At the far end of the continuum of data analytics sits prescriptive analytics. Prescriptive analytics takes predictive analytics to the next level by prescribing action and making targeted recommendations based on predictive-analytics findings. That is, in addition to interpreting the results of the predictive-analytics process, prescriptive analytics involves taking those results and coming up with evidence-informed interventions, recommendations, and actions.
To illustrate how prescriptive analytics might work in practice, let’s continue with the hypothetical example that I provided for predictive analytics (see above). As a reminder, the model was focused on predicting who would voluntarily turnover based on engagement and task performance scores. Because the model predicted who would quit and how would stay with 85% accuracy, the HR analyst prescribed the following actions:
- The model should be applied at the beginning of each year to identify those individuals who have a higher probability of voluntarily turning over, allowing managers to check in with at-risk employees with greater frequency.
- Where feasible, the organization should redesign jobs to improve employee engagement, as lower engagement was found to be one of the drivers of voluntary turnover.
- In order to improve employee task performance, the organization should train managers how to deliver constructive feedback, as lower task performance was found to be one of the drivers of voluntary turnover.
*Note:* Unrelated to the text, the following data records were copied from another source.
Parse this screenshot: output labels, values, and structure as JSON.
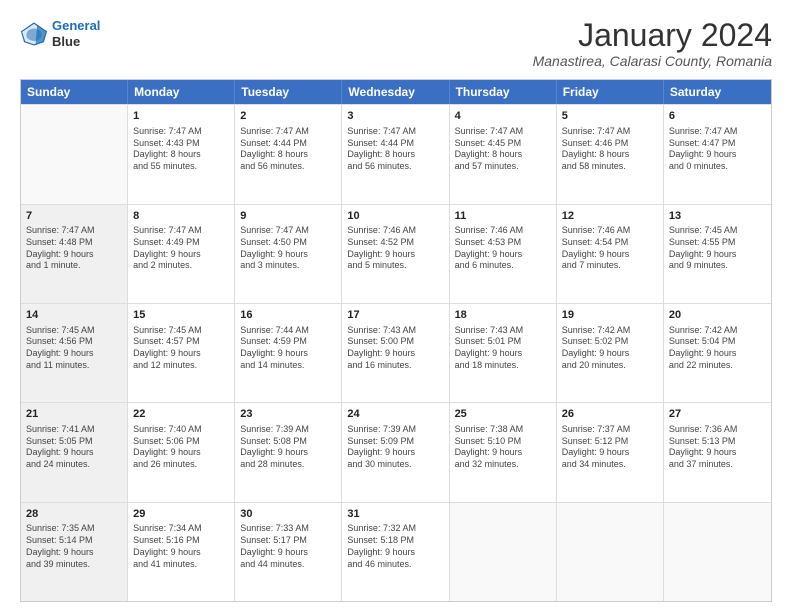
{
  "logo": {
    "line1": "General",
    "line2": "Blue"
  },
  "title": "January 2024",
  "subtitle": "Manastirea, Calarasi County, Romania",
  "header_days": [
    "Sunday",
    "Monday",
    "Tuesday",
    "Wednesday",
    "Thursday",
    "Friday",
    "Saturday"
  ],
  "weeks": [
    [
      {
        "day": "",
        "lines": [],
        "shaded": true
      },
      {
        "day": "1",
        "lines": [
          "Sunrise: 7:47 AM",
          "Sunset: 4:43 PM",
          "Daylight: 8 hours",
          "and 55 minutes."
        ]
      },
      {
        "day": "2",
        "lines": [
          "Sunrise: 7:47 AM",
          "Sunset: 4:44 PM",
          "Daylight: 8 hours",
          "and 56 minutes."
        ]
      },
      {
        "day": "3",
        "lines": [
          "Sunrise: 7:47 AM",
          "Sunset: 4:44 PM",
          "Daylight: 8 hours",
          "and 56 minutes."
        ]
      },
      {
        "day": "4",
        "lines": [
          "Sunrise: 7:47 AM",
          "Sunset: 4:45 PM",
          "Daylight: 8 hours",
          "and 57 minutes."
        ]
      },
      {
        "day": "5",
        "lines": [
          "Sunrise: 7:47 AM",
          "Sunset: 4:46 PM",
          "Daylight: 8 hours",
          "and 58 minutes."
        ]
      },
      {
        "day": "6",
        "lines": [
          "Sunrise: 7:47 AM",
          "Sunset: 4:47 PM",
          "Daylight: 9 hours",
          "and 0 minutes."
        ]
      }
    ],
    [
      {
        "day": "7",
        "lines": [
          "Sunrise: 7:47 AM",
          "Sunset: 4:48 PM",
          "Daylight: 9 hours",
          "and 1 minute."
        ],
        "shaded": true
      },
      {
        "day": "8",
        "lines": [
          "Sunrise: 7:47 AM",
          "Sunset: 4:49 PM",
          "Daylight: 9 hours",
          "and 2 minutes."
        ]
      },
      {
        "day": "9",
        "lines": [
          "Sunrise: 7:47 AM",
          "Sunset: 4:50 PM",
          "Daylight: 9 hours",
          "and 3 minutes."
        ]
      },
      {
        "day": "10",
        "lines": [
          "Sunrise: 7:46 AM",
          "Sunset: 4:52 PM",
          "Daylight: 9 hours",
          "and 5 minutes."
        ]
      },
      {
        "day": "11",
        "lines": [
          "Sunrise: 7:46 AM",
          "Sunset: 4:53 PM",
          "Daylight: 9 hours",
          "and 6 minutes."
        ]
      },
      {
        "day": "12",
        "lines": [
          "Sunrise: 7:46 AM",
          "Sunset: 4:54 PM",
          "Daylight: 9 hours",
          "and 7 minutes."
        ]
      },
      {
        "day": "13",
        "lines": [
          "Sunrise: 7:45 AM",
          "Sunset: 4:55 PM",
          "Daylight: 9 hours",
          "and 9 minutes."
        ]
      }
    ],
    [
      {
        "day": "14",
        "lines": [
          "Sunrise: 7:45 AM",
          "Sunset: 4:56 PM",
          "Daylight: 9 hours",
          "and 11 minutes."
        ],
        "shaded": true
      },
      {
        "day": "15",
        "lines": [
          "Sunrise: 7:45 AM",
          "Sunset: 4:57 PM",
          "Daylight: 9 hours",
          "and 12 minutes."
        ]
      },
      {
        "day": "16",
        "lines": [
          "Sunrise: 7:44 AM",
          "Sunset: 4:59 PM",
          "Daylight: 9 hours",
          "and 14 minutes."
        ]
      },
      {
        "day": "17",
        "lines": [
          "Sunrise: 7:43 AM",
          "Sunset: 5:00 PM",
          "Daylight: 9 hours",
          "and 16 minutes."
        ]
      },
      {
        "day": "18",
        "lines": [
          "Sunrise: 7:43 AM",
          "Sunset: 5:01 PM",
          "Daylight: 9 hours",
          "and 18 minutes."
        ]
      },
      {
        "day": "19",
        "lines": [
          "Sunrise: 7:42 AM",
          "Sunset: 5:02 PM",
          "Daylight: 9 hours",
          "and 20 minutes."
        ]
      },
      {
        "day": "20",
        "lines": [
          "Sunrise: 7:42 AM",
          "Sunset: 5:04 PM",
          "Daylight: 9 hours",
          "and 22 minutes."
        ]
      }
    ],
    [
      {
        "day": "21",
        "lines": [
          "Sunrise: 7:41 AM",
          "Sunset: 5:05 PM",
          "Daylight: 9 hours",
          "and 24 minutes."
        ],
        "shaded": true
      },
      {
        "day": "22",
        "lines": [
          "Sunrise: 7:40 AM",
          "Sunset: 5:06 PM",
          "Daylight: 9 hours",
          "and 26 minutes."
        ]
      },
      {
        "day": "23",
        "lines": [
          "Sunrise: 7:39 AM",
          "Sunset: 5:08 PM",
          "Daylight: 9 hours",
          "and 28 minutes."
        ]
      },
      {
        "day": "24",
        "lines": [
          "Sunrise: 7:39 AM",
          "Sunset: 5:09 PM",
          "Daylight: 9 hours",
          "and 30 minutes."
        ]
      },
      {
        "day": "25",
        "lines": [
          "Sunrise: 7:38 AM",
          "Sunset: 5:10 PM",
          "Daylight: 9 hours",
          "and 32 minutes."
        ]
      },
      {
        "day": "26",
        "lines": [
          "Sunrise: 7:37 AM",
          "Sunset: 5:12 PM",
          "Daylight: 9 hours",
          "and 34 minutes."
        ]
      },
      {
        "day": "27",
        "lines": [
          "Sunrise: 7:36 AM",
          "Sunset: 5:13 PM",
          "Daylight: 9 hours",
          "and 37 minutes."
        ]
      }
    ],
    [
      {
        "day": "28",
        "lines": [
          "Sunrise: 7:35 AM",
          "Sunset: 5:14 PM",
          "Daylight: 9 hours",
          "and 39 minutes."
        ],
        "shaded": true
      },
      {
        "day": "29",
        "lines": [
          "Sunrise: 7:34 AM",
          "Sunset: 5:16 PM",
          "Daylight: 9 hours",
          "and 41 minutes."
        ]
      },
      {
        "day": "30",
        "lines": [
          "Sunrise: 7:33 AM",
          "Sunset: 5:17 PM",
          "Daylight: 9 hours",
          "and 44 minutes."
        ]
      },
      {
        "day": "31",
        "lines": [
          "Sunrise: 7:32 AM",
          "Sunset: 5:18 PM",
          "Daylight: 9 hours",
          "and 46 minutes."
        ]
      },
      {
        "day": "",
        "lines": [],
        "shaded": true
      },
      {
        "day": "",
        "lines": [],
        "shaded": true
      },
      {
        "day": "",
        "lines": [],
        "shaded": true
      }
    ]
  ]
}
In this chapter, we took a tour of the Data Analysis phase of the HR Analytics Project Life Cycle. Along the way, we learned about common tools and techniques for data analysis, including mathematics, statistics, machine learning, computational modeling and simulations, and text analyses and qualitative analyses. We concluded our tour by reviewing the continuum of data analytics, ranging from descriptive analytics to predict-ish analytics to predictive analytics to prescriptive analytics.